WORK TO COMPLETE =>
Look through the entries below and report every line that has "лицевого".

App and web page records
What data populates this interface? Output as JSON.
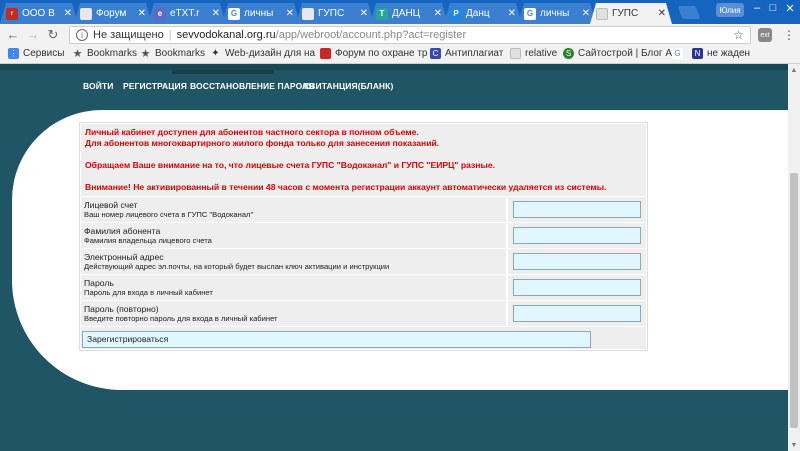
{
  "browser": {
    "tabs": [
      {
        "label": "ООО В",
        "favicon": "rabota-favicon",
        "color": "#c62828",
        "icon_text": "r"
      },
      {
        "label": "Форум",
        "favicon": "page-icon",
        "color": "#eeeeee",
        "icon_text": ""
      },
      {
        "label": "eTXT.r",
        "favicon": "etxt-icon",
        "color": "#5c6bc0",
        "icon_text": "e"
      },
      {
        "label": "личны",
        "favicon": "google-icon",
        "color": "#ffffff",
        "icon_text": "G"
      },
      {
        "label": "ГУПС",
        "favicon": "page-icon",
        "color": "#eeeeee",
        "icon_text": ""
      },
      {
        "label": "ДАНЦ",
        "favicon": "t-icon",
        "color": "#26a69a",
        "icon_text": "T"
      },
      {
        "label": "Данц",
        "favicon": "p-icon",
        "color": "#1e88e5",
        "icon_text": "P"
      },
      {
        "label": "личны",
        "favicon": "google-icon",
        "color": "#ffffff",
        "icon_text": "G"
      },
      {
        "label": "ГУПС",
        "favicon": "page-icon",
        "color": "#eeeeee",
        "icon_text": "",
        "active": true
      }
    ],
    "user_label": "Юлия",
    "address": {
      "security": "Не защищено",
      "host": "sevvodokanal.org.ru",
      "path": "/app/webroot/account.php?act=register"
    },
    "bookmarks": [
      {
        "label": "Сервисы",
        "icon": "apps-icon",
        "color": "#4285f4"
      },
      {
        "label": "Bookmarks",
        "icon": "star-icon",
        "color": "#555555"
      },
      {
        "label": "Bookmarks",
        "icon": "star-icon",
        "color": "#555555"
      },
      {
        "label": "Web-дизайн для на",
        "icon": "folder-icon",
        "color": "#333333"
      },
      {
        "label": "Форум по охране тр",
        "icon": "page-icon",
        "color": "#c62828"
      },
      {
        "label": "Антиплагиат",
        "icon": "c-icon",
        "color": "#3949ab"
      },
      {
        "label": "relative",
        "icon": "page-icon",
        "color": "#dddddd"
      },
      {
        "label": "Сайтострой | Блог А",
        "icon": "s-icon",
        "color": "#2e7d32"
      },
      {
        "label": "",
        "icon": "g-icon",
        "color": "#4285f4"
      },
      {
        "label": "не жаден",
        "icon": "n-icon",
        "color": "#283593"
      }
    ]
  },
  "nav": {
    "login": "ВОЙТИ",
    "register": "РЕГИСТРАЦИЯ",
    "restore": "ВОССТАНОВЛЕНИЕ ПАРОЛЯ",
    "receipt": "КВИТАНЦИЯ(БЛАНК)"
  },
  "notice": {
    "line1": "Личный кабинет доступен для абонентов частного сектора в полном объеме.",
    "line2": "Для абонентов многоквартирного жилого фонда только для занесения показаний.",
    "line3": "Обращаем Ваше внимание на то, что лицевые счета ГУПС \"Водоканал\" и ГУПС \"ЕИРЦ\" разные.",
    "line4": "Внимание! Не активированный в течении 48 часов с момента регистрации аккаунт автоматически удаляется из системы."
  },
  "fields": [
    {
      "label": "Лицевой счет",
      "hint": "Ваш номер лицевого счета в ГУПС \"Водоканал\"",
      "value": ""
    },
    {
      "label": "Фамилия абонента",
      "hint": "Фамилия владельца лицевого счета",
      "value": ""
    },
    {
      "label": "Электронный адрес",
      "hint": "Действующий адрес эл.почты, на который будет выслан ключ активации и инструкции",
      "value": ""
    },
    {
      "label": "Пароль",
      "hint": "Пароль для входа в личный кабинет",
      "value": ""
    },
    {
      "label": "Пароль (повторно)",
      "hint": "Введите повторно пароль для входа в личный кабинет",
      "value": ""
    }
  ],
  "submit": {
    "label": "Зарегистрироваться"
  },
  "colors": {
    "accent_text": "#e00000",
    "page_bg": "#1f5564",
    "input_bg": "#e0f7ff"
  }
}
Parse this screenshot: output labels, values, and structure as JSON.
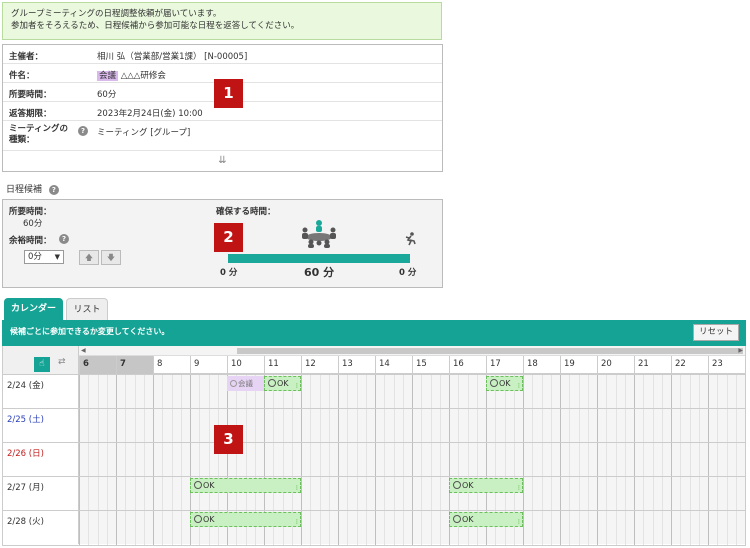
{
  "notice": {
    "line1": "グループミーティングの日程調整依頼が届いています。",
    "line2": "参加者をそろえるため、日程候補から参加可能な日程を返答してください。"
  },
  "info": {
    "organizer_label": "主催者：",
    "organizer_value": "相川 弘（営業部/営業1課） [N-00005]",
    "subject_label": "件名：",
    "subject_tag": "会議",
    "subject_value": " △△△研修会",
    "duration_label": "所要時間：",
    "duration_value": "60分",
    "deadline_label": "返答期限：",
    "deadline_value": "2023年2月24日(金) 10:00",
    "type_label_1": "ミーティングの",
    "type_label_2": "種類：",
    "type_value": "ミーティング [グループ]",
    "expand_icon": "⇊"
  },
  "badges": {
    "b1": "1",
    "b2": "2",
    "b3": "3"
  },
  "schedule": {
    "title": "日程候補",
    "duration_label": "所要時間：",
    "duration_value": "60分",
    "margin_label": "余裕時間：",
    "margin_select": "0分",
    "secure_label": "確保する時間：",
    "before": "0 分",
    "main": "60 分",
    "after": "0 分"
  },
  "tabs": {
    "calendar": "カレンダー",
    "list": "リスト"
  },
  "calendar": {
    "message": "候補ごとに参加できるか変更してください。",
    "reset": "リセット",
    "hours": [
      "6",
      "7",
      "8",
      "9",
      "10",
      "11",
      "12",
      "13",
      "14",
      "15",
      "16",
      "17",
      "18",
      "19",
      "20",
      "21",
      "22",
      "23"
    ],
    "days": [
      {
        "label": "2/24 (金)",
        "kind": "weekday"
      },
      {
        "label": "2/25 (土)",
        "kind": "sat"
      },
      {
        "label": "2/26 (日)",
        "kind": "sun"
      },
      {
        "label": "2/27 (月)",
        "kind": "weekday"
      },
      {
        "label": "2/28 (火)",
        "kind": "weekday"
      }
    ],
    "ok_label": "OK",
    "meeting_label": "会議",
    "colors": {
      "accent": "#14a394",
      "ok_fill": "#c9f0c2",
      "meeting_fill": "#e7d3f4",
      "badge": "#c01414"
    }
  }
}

SOLUTION =>
      "hint": "Ваш номер лицевого счета в ГУПС \"Водоканал\"",
      "hint": "Фамилия владельца лицевого счета",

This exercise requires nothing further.